The impending, third volume of Addison Gilbert's history would affiliate it with one of the pillars of Boston's reputation, built in the early 20th century, as a world capital of medicine.
The Lahey Clinic, a teaching hospital for Tufts University School of Medicine, opened at 605 Commonwealth Avenue, Boston in 1923 — the year Gloucester celebrated its tercentenary.
The founder, the noted gastroenterologist Frank Howad Lahey, had a vision of a clinic where many specialists could practice under the same roof, and patients could benefit from one-stop medical care. The concept was ahead of its time, and through the middle of the century the clinic drew patients from many nations.
Adapting to suburbanization, Lahey abandoned Boston for Burlington in 1980. Today, Lahey's facility in Burlington includes an ambulatory care center serving more than 3,000 patients each day and a 317-bed hospital.
The facility at the North Shore Mall in Peabody serves more than 800 outpatients each day and includes a 10-bed hospital.
Both feature 24-hour emergency departments, while an American College of Surgeons-verified Level II Trauma Center is based at the Burlington. Lahey also has an ambulatory care facility in Lexington, with primary care physician offices in Amesbury, Arlington, Billerica, Danvers, Essex, Hamilton-Wenhem, Haverhill, Ipswich, Lynnfield, Merrimac and Wilmington.

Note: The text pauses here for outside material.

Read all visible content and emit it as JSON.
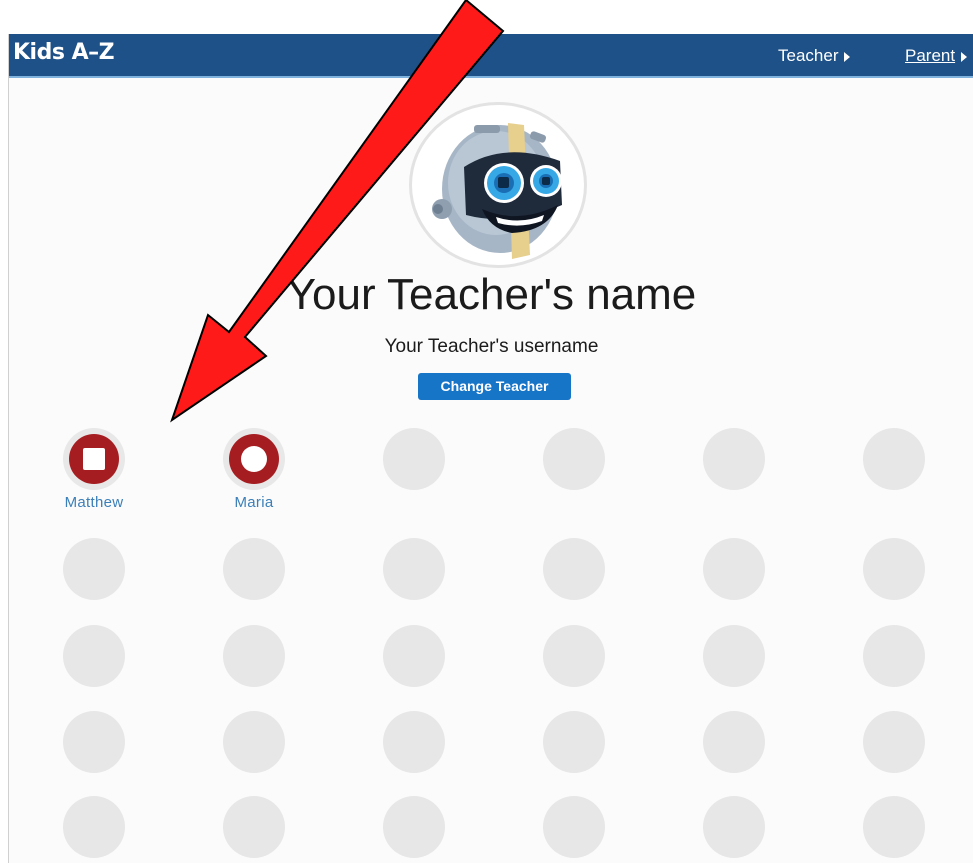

Irving E. "Chip" Rogers, chairman of the board for Lahey Clinic, was publisher of the Gloucester Daily Times for three years beginning in 2002, when his family, longtime owners of the Eagle-Tribune based in North Andover and previously Lawrence, acquired Essex County Newspapers, a group that included the Times, the Salem News and the Daily News of Newburyport.
The four papers were then acquired 2005 by Community Newspaper Holdings Inc., based in Birmingham, Ala.
Richard Gaines can be reached at 978-283-7000, x3464, or at firstname.lastname@example.org.